Inhaled corticosteroid use is associated with increased rates of pneumonia in COPD patients. The underlying mechanism is unknown, although recent data suggest that pneumonia is more frequent in patients treated with fluticasone propionate (FP) than budesonide. Macrophages and neutrophils from COPD patients are deficient in clearing bacteria, and this might explain increased bacterial colonization in COPD. Inhaled corticosteroid may further suppress this response; therefore, we examined the effect of FP and budesonide on phagocytosis of common respiratory pathogens by monocyte-derived macrophages (MDMs) and neutrophils.
MDMs from COPD patients (n=20–24) were preincubated with FP or budesonide for 1 or 18 hours, after which phagocytosis of fluorescently labeled inert beads or heat-killed Haemophilus influenzae/ Streptococcus pneumoniae were measured fluorimetrically after 1 or 4 hours. Additionally, CXCL8, IL6, and TNFα concentrations in supernatants by ELISA, MDM-scavenger-receptor expression by flow cytometry, and MDM ability to kill bacteria were measured. Neutrophils from COPD patients (n=8) were preincubated with corticosteroids for 1 hour and bacteria phagocytosis measured by flow cytometry.

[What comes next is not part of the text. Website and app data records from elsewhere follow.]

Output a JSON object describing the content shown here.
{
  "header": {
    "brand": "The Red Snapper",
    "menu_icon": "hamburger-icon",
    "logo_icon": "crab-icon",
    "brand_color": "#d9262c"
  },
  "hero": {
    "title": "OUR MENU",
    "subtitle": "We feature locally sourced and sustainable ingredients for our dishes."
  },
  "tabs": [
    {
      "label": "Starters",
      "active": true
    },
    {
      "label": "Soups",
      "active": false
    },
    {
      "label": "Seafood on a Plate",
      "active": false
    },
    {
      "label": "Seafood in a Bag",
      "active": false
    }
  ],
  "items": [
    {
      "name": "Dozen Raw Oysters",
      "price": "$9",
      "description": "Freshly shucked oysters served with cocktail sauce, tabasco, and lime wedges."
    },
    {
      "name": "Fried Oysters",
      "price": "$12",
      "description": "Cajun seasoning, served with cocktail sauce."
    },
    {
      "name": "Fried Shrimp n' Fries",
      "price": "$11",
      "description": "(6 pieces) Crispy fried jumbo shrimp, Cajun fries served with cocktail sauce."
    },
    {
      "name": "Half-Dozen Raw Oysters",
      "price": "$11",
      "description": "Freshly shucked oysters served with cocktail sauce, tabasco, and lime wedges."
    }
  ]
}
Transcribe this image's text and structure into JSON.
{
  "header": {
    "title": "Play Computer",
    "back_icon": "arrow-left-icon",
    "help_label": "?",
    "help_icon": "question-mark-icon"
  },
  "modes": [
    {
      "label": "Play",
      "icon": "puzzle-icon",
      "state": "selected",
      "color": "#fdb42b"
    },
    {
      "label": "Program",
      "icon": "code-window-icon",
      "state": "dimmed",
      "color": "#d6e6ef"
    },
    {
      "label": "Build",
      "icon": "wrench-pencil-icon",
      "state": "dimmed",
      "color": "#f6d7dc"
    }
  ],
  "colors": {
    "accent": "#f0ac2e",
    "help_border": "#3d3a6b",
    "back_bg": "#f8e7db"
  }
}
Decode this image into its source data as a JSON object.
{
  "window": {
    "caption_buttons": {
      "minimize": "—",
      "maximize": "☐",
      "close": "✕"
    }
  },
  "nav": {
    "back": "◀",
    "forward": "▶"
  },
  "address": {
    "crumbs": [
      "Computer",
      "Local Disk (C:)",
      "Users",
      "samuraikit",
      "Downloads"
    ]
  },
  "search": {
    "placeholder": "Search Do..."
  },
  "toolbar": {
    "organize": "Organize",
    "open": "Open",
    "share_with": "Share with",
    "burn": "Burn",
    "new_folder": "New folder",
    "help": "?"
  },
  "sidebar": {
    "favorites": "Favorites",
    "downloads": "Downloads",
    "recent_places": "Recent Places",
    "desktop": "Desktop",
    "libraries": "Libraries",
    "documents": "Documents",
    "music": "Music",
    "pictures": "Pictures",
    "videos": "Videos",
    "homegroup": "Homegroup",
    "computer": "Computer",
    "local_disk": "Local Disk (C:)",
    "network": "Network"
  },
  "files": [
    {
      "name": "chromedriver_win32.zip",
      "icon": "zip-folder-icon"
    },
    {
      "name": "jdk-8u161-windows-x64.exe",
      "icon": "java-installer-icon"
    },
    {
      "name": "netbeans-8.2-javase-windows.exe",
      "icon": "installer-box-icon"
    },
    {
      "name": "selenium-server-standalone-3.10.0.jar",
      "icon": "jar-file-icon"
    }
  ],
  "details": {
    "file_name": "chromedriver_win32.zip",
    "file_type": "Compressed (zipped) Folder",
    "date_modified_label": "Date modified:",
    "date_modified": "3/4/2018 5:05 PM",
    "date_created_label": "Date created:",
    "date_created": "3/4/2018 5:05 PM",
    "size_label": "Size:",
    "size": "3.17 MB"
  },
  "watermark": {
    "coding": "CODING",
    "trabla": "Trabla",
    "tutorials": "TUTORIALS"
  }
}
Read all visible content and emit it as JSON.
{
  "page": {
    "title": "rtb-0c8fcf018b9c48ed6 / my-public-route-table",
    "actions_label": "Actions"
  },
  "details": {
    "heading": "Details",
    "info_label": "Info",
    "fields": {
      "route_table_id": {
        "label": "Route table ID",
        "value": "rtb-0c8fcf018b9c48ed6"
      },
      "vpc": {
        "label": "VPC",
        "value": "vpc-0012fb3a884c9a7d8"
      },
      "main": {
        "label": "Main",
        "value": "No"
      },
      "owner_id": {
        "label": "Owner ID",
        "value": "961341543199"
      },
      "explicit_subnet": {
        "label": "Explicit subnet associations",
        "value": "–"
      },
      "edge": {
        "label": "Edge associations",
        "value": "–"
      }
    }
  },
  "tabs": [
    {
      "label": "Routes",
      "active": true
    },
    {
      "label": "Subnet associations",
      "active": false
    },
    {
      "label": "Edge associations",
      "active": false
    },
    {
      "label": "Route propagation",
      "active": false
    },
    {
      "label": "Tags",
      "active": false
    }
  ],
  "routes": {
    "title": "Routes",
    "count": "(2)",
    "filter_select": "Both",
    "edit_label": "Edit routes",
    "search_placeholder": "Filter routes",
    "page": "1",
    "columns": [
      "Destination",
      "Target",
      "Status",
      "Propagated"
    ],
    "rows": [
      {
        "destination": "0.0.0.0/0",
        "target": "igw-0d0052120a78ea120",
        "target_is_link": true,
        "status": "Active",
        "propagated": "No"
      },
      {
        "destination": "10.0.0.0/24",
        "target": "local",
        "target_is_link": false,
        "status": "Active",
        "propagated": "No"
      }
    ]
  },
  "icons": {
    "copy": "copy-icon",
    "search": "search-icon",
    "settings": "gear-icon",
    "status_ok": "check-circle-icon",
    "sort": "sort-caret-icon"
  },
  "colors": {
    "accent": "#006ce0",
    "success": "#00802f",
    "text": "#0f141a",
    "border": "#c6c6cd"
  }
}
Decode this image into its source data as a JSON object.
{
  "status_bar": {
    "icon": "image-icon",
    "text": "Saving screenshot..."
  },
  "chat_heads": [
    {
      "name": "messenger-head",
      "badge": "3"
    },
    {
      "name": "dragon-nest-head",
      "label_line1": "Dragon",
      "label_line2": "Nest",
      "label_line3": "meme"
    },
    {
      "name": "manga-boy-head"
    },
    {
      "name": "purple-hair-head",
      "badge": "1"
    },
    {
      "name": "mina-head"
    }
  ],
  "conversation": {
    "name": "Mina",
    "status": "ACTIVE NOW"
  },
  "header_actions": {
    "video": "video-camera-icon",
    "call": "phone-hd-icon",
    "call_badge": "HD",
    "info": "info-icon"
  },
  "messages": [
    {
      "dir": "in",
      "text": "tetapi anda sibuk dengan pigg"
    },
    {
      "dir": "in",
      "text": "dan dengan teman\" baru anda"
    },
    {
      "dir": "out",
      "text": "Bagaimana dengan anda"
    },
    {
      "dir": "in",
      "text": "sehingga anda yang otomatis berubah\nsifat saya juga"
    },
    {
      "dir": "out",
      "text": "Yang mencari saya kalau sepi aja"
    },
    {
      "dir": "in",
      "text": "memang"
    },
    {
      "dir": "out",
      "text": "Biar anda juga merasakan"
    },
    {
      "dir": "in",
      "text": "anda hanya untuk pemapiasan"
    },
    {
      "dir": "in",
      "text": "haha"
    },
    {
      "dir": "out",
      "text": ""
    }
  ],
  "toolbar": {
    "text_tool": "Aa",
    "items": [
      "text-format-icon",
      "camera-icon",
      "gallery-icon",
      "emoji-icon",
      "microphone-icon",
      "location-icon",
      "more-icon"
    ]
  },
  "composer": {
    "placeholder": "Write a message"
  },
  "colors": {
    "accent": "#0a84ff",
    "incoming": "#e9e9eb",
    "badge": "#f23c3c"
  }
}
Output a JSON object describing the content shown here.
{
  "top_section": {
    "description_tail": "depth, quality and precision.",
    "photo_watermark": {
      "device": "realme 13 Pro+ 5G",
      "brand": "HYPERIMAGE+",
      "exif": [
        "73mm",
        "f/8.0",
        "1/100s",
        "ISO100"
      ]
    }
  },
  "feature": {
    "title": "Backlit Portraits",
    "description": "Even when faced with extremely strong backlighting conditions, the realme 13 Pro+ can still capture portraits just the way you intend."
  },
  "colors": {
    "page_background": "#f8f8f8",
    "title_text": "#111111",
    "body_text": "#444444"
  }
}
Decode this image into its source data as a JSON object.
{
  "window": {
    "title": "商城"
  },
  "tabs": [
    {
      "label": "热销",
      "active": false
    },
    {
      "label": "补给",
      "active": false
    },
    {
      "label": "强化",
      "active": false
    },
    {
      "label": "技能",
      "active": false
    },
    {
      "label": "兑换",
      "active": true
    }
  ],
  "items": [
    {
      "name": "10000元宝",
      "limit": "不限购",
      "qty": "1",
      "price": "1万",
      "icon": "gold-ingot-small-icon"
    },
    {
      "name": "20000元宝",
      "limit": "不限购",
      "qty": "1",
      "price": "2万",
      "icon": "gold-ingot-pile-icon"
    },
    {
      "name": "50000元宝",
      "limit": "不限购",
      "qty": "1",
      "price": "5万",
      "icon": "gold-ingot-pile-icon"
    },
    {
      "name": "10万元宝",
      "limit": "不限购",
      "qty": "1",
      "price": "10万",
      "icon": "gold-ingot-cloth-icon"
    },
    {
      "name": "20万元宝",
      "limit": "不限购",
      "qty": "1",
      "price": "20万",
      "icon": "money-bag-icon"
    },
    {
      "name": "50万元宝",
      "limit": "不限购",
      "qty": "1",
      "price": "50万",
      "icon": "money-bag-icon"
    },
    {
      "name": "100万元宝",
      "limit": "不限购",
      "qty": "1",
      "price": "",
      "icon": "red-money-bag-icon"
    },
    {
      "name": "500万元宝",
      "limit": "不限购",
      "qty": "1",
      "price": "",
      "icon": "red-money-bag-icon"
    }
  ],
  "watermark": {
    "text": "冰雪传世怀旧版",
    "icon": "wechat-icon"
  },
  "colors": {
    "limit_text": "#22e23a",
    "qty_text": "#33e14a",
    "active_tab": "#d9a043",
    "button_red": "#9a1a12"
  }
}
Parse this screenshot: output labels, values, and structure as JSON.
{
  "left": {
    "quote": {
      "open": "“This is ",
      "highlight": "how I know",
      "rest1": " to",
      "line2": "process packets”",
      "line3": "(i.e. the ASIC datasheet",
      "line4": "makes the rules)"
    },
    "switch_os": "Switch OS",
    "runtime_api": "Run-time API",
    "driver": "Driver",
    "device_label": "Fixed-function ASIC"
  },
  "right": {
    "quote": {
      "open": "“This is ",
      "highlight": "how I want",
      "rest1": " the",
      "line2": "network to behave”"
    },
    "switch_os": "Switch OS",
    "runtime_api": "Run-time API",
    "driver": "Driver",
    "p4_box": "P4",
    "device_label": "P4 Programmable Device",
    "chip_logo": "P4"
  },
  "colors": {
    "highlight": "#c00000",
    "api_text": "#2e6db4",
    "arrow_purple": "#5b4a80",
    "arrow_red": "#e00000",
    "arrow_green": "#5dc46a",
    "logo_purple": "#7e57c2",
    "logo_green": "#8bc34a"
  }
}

After 1 hour’s preincubation, neither corticosteroid altered MDM phagocytosis of beads or H. influenzae; however, budesonide (10 −7 M) increased S. pneumoniae phagocytosis by 23% ( P<0.05). After 18 hours’ preincubation, neither corticosteroid altered MDM phagocytosis of any prey, although H. influenzae phagocytosis by budesonide was significantly greater compared to FP at 10 −6 and 10 −5 M ( P<0.05). The 1-hour preincubation with either corticosteroid inhibited bacteria-induced CXCL8 release (at 10 −7 and 10 −5 M, P<0.05); however, this effect was lost at 18-hour preincubation. There was no change in receptor expression, bacterial killing, or neutrophil phagocytosis by either corticosteroid.